PresidentJimmy Carter
Ronald Reagan
Preceded byRichard Wiley
Succeeded byRobert Lee
Personal details
BornCharles Daniel Ferris
(1933-04-09) April 9, 1933 (age 85)
Boston, Massachusetts, U.S.
Political partyDemocratic
Spouse(s)Patricia Catherine Brennan
ResidenceChevy Chase, Maryland
Alma materBoston College (BA, JD)
Military service
Allegiance United States
Service/branchUnited States Navy
Years of service1955–1960
RankLieutenant (junior grade)
UnitUSS Brinkley Bass

Charles Daniel Ferris (born April 9, 1933) is an American attorney and former government official. A longtime staffer for Majority Leader Mike Mansfield on the Senate Democratic Policy Committee, he played a key role in the enactment of the Civil Rights Act of 1964, Voting Rights Act of 1965, and Lyndon Johnson's Great Society legislation.

Following Mansfield's retirement, Ferris briefly worked for House Speaker Tip O'Neill before being nominated by President Jimmy Carter to chair the Federal Communications Commission in 1977. He would serve for the remainder of Carter's term.[1] During his tenure, the agency initiated a program of nationwide telecommunications deregulation, which was later continued during the Reagan administration.[2]

Early life and education[edit]

Ferris was born in the Dorchester neighborhood of Boston, Massachusetts to Henry Joseph and Mildred Mary (née MacDonald) Ferris.[3][4] His father worked for Boston's metropolitan transit authority and his mother as a telegrapher for Western Union.[5] He attended Boston College High School and Boston College, leaving the latter in 1954 with a Bachelor of Arts in physics.[5] Upon graduation, he was hired by Sperry Corporation as a research physicist.

Faced with the prospect of being drafted into the United States Army, Ferris applied for Navy officer candidate school in 1954 and entered active service the following year.[5] Eventually he would attain the rank of lieutenant (junior grade) and be made chief engineer on the destroyer USS Brinkley Bass (DD-887).[6][5] From 1958 to 1960 he was on assignment as an assistant professor of naval science at Harvard University, teaching celestial navigation and marine engineering to Reserve Officers' Training Corps cadets. At night, Ferris attended Boston College Law School, receiving his law degree in 1961.

Legal career[edit]

Justice Department[edit]

Legislative work[edit]

Federal Communications Commission[edit]

While most scholars look the term of Reagan appointee Mark S. Fowler as the beginning of telecommunications deregulation, deregulation actually began with Ferris.
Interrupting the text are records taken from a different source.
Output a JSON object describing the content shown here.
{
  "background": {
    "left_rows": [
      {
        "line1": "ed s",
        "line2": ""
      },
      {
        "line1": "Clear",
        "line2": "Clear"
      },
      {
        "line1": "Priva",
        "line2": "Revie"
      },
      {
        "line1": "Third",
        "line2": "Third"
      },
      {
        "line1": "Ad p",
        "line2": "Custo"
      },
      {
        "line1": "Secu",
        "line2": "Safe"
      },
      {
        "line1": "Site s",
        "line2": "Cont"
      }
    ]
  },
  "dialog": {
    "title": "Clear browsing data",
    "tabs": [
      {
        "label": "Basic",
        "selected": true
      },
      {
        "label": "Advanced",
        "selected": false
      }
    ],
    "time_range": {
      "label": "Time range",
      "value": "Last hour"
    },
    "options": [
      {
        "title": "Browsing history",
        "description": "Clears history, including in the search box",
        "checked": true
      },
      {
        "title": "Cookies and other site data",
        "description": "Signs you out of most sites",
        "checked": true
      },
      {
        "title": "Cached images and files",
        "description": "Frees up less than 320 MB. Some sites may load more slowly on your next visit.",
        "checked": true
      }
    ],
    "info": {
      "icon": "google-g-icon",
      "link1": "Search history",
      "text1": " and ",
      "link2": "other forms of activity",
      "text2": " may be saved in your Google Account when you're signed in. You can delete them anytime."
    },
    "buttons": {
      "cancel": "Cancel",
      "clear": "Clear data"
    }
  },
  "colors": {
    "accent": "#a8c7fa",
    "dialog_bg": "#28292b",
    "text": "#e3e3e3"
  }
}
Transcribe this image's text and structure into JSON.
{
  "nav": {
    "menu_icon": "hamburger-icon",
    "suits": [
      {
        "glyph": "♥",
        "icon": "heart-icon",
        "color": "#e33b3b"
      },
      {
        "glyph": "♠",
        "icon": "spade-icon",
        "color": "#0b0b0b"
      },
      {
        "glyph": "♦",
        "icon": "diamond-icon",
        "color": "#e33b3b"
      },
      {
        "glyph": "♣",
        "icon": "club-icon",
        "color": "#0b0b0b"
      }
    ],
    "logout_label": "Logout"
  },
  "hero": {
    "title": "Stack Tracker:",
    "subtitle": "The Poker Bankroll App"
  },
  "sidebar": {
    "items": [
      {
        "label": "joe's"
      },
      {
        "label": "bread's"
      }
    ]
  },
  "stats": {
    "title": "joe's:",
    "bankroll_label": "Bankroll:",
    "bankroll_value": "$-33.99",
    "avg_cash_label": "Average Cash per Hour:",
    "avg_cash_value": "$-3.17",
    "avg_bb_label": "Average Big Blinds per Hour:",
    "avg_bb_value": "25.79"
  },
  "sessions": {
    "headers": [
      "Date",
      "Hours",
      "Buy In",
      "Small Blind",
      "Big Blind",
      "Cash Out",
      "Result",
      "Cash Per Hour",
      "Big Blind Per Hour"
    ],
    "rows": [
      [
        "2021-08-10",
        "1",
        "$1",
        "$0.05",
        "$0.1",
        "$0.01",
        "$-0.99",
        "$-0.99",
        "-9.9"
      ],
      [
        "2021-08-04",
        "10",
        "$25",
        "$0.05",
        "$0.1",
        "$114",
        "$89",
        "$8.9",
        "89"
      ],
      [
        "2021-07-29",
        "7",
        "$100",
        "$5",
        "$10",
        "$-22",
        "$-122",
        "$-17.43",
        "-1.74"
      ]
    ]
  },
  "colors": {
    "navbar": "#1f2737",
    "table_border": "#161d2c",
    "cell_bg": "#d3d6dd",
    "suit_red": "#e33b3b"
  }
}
The most significant effect Ferris had on the FCC was shifting the Commission's reasoning from legal and technical to an economic one.[2]

Private practice[edit]

Personal life[edit]

References[edit]

  1. ^ "Commissioners from 1934 to Present". Federal Communications Commission. June 5, 2013. Retrieved May 11, 2017.
  2. ^ a b Jung, Donald (1993). The Federal Communications Commission, the Broadcast Industry, and the Fairness Doctrine 1981-1987. Lanham, MD: University Press of America.
  3. ^ Bird, David (May 9, 1979). "Regulation Foe Atop the F.C.C." The New York Times. Retrieved August 29, 2018.
  4. ^ "Charles D. Ferris, Esq". Marquis Who's Who. Retrieved August 29, 2018.
  5. ^ a b c d "Charles D. Ferris, Staff Director, Democratic Policy Committee, 1963-1977, Oral History Interview #1" (PDF). United States Senate Historical Office. April 5, 2004. Retrieved August 30, 2018.
  6. ^ Marks, Fred (August 20, 2018). "Charles D. Ferris Presented with the Albert Nelson Marquis Lifetime Achievement Award by Marquis Who's Who". www.24-7pressrelease.com. Retrieved August 30, 2018.

External links[edit]

Government offices
Preceded by
Richard E. Wiley
Chairman of the Federal Communications Commission
1977–1981
Succeeded by
Robert E. Lee